-------- INPUT FOR THIS TASK

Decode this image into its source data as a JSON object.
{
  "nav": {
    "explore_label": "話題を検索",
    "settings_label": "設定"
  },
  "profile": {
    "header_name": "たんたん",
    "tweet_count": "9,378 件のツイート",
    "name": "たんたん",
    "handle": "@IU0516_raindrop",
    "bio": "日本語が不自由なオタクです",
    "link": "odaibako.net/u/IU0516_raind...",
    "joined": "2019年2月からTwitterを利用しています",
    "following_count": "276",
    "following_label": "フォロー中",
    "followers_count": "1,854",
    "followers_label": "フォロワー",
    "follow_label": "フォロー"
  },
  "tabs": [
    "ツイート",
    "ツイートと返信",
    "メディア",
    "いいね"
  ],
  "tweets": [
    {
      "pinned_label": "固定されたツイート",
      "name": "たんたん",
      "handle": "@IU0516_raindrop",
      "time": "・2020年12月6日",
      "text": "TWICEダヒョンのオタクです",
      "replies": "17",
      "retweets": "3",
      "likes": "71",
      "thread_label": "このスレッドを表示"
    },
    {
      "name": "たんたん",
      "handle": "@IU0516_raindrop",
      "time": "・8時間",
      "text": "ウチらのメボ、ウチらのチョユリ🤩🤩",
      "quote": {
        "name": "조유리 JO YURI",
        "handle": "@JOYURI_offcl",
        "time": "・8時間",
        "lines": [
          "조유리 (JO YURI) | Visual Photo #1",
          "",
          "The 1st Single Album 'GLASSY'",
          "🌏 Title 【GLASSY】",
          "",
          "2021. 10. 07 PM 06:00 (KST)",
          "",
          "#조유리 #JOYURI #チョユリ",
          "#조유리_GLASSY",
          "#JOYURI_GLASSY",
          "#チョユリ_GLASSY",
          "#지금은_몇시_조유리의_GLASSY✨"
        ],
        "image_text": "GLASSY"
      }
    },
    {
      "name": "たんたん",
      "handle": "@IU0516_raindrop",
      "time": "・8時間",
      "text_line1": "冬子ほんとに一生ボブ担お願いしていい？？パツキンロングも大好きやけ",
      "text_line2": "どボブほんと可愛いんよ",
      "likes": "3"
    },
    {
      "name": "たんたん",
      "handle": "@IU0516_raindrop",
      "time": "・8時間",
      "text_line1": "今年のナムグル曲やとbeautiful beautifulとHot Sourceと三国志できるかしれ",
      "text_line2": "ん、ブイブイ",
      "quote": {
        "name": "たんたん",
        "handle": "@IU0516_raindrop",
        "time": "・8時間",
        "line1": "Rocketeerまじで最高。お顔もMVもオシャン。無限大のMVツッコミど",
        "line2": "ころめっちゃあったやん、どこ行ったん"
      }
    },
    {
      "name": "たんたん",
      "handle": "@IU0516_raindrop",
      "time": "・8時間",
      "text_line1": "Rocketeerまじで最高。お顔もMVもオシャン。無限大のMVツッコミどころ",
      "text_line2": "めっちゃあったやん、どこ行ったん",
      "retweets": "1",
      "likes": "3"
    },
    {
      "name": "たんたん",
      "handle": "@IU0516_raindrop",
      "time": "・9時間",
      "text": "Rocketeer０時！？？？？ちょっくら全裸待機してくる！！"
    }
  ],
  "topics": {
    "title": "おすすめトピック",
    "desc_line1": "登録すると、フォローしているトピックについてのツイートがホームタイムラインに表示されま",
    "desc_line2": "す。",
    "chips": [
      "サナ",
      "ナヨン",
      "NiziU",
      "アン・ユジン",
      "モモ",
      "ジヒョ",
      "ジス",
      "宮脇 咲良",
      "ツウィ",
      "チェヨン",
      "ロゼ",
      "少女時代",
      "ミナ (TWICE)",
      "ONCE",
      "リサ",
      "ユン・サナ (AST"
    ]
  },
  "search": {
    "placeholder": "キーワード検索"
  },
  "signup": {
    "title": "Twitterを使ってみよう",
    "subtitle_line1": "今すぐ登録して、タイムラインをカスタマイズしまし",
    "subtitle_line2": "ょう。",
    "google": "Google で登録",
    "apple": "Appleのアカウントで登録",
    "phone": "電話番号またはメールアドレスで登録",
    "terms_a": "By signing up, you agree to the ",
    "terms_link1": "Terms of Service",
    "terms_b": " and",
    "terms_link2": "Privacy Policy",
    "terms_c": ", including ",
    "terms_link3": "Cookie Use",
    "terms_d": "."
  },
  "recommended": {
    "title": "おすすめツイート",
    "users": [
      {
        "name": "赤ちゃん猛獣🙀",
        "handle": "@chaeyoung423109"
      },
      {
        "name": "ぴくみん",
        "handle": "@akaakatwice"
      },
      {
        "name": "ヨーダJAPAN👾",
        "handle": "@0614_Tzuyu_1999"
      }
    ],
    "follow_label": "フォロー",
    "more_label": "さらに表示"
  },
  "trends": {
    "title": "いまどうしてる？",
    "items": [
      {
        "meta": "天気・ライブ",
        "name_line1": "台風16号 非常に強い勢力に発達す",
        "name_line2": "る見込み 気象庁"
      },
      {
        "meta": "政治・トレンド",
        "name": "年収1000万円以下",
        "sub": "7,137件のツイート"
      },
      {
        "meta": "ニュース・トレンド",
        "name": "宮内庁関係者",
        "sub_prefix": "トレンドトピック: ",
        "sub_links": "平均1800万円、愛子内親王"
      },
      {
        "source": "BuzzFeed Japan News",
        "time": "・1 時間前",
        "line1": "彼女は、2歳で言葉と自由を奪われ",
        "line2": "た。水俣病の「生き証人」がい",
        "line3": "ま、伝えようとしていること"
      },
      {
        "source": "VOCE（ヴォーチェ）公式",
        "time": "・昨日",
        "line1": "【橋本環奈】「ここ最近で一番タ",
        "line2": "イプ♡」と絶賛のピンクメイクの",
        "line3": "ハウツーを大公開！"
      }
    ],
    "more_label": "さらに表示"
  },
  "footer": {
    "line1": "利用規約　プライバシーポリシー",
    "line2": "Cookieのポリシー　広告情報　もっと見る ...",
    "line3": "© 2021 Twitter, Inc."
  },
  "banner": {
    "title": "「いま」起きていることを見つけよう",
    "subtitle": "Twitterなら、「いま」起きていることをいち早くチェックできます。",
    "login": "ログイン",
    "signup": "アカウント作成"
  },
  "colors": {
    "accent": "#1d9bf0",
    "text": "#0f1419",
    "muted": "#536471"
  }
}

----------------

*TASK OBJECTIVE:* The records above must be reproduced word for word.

*WRITTEN REPLY:*
Decode this image into its source data as a JSON object.
{
  "nav": {
    "explore_label": "話題を検索",
    "settings_label": "設定"
  },
  "profile": {
    "header_name": "たんたん",
    "tweet_count": "9,378 件のツイート",
    "name": "たんたん",
    "handle": "@IU0516_raindrop",
    "bio": "日本語が不自由なオタクです",
    "link": "odaibako.net/u/IU0516_raind...",
    "joined": "2019年2月からTwitterを利用しています",
    "following_count": "276",
    "following_label": "フォロー中",
    "followers_count": "1,854",
    "followers_label": "フォロワー",
    "follow_label": "フォロー"
  },
  "tabs": [
    "ツイート",
    "ツイートと返信",
    "メディア",
    "いいね"
  ],
  "tweets": [
    {
      "pinned_label": "固定されたツイート",
      "name": "たんたん",
      "handle": "@IU0516_raindrop",
      "time": "・2020年12月6日",
      "text": "TWICEダヒョンのオタクです",
      "replies": "17",
      "retweets": "3",
      "likes": "71",
      "thread_label": "このスレッドを表示"
    },
    {
      "name": "たんたん",
      "handle": "@IU0516_raindrop",
      "time": "・8時間",
      "text": "ウチらのメボ、ウチらのチョユリ🤩🤩",
      "quote": {
        "name": "조유리 JO YURI",
        "handle": "@JOYURI_offcl",
        "time": "・8時間",
        "lines": [
          "조유리 (JO YURI) | Visual Photo #1",
          "",
          "The 1st Single Album 'GLASSY'",
          "🌏 Title 【GLASSY】",
          "",
          "2021. 10. 07 PM 06:00 (KST)",
          "",
          "#조유리 #JOYURI #チョユリ",
          "#조유리_GLASSY",
          "#JOYURI_GLASSY",
          "#チョユリ_GLASSY",
          "#지금은_몇시_조유리의_GLASSY✨"
        ],
        "image_text": "GLASSY"
      }
    },
    {
      "name": "たんたん",
      "handle": "@IU0516_raindrop",
      "time": "・8時間",
      "text_line1": "冬子ほんとに一生ボブ担お願いしていい？？パツキンロングも大好きやけ",
      "text_line2": "どボブほんと可愛いんよ",
      "likes": "3"
    },
    {
      "name": "たんたん",
      "handle": "@IU0516_raindrop",
      "time": "・8時間",
      "text_line1": "今年のナムグル曲やとbeautiful beautifulとHot Sourceと三国志できるかしれ",
      "text_line2": "ん、ブイブイ",
      "quote": {
        "name": "たんたん",
        "handle": "@IU0516_raindrop",
        "time": "・8時間",
        "line1": "Rocketeerまじで最高。お顔もMVもオシャン。無限大のMVツッコミど",
        "line2": "ころめっちゃあったやん、どこ行ったん"
      }
    },
    {
      "name": "たんたん",
      "handle": "@IU0516_raindrop",
      "time": "・8時間",
      "text_line1": "Rocketeerまじで最高。お顔もMVもオシャン。無限大のMVツッコミどころ",
      "text_line2": "めっちゃあったやん、どこ行ったん",
      "retweets": "1",
      "likes": "3"
    },
    {
      "name": "たんたん",
      "handle": "@IU0516_raindrop",
      "time": "・9時間",
      "text": "Rocketeer０時！？？？？ちょっくら全裸待機してくる！！"
    }
  ],
  "topics": {
    "title": "おすすめトピック",
    "desc_line1": "登録すると、フォローしているトピックについてのツイートがホームタイムラインに表示されま",
    "desc_line2": "す。",
    "chips": [
      "サナ",
      "ナヨン",
      "NiziU",
      "アン・ユジン",
      "モモ",
      "ジヒョ",
      "ジス",
      "宮脇 咲良",
      "ツウィ",
      "チェヨン",
      "ロゼ",
      "少女時代",
      "ミナ (TWICE)",
      "ONCE",
      "リサ",
      "ユン・サナ (AST"
    ]
  },
  "search": {
    "placeholder": "キーワード検索"
  },
  "signup": {
    "title": "Twitterを使ってみよう",
    "subtitle_line1": "今すぐ登録して、タイムラインをカスタマイズしまし",
    "subtitle_line2": "ょう。",
    "google": "Google で登録",
    "apple": "Appleのアカウントで登録",
    "phone": "電話番号またはメールアドレスで登録",
    "terms_a": "By signing up, you agree to the ",
    "terms_link1": "Terms of Service",
    "terms_b": " and",
    "terms_link2": "Privacy Policy",
    "terms_c": ", including ",
    "terms_link3": "Cookie Use",
    "terms_d": "."
  },
  "recommended": {
    "title": "おすすめツイート",
    "users": [
      {
        "name": "赤ちゃん猛獣🙀",
        "handle": "@chaeyoung423109"
      },
      {
        "name": "ぴくみん",
        "handle": "@akaakatwice"
      },
      {
        "name": "ヨーダJAPAN👾",
        "handle": "@0614_Tzuyu_1999"
      }
    ],
    "follow_label": "フォロー",
    "more_label": "さらに表示"
  },
  "trends": {
    "title": "いまどうしてる？",
    "items": [
      {
        "meta": "天気・ライブ",
        "name_line1": "台風16号 非常に強い勢力に発達す",
        "name_line2": "る見込み 気象庁"
      },
      {
        "meta": "政治・トレンド",
        "name": "年収1000万円以下",
        "sub": "7,137件のツイート"
      },
      {
        "meta": "ニュース・トレンド",
        "name": "宮内庁関係者",
        "sub_prefix": "トレンドトピック: ",
        "sub_links": "平均1800万円、愛子内親王"
      },
      {
        "source": "BuzzFeed Japan News",
        "time": "・1 時間前",
        "line1": "彼女は、2歳で言葉と自由を奪われ",
        "line2": "た。水俣病の「生き証人」がい",
        "line3": "ま、伝えようとしていること"
      },
      {
        "source": "VOCE（ヴォーチェ）公式",
        "time": "・昨日",
        "line1": "【橋本環奈】「ここ最近で一番タ",
        "line2": "イプ♡」と絶賛のピンクメイクの",
        "line3": "ハウツーを大公開！"
      }
    ],
    "more_label": "さらに表示"
  },
  "footer": {
    "line1": "利用規約　プライバシーポリシー",
    "line2": "Cookieのポリシー　広告情報　もっと見る ...",
    "line3": "© 2021 Twitter, Inc."
  },
  "banner": {
    "title": "「いま」起きていることを見つけよう",
    "subtitle": "Twitterなら、「いま」起きていることをいち早くチェックできます。",
    "login": "ログイン",
    "signup": "アカウント作成"
  },
  "colors": {
    "accent": "#1d9bf0",
    "text": "#0f1419",
    "muted": "#536471"
  }
}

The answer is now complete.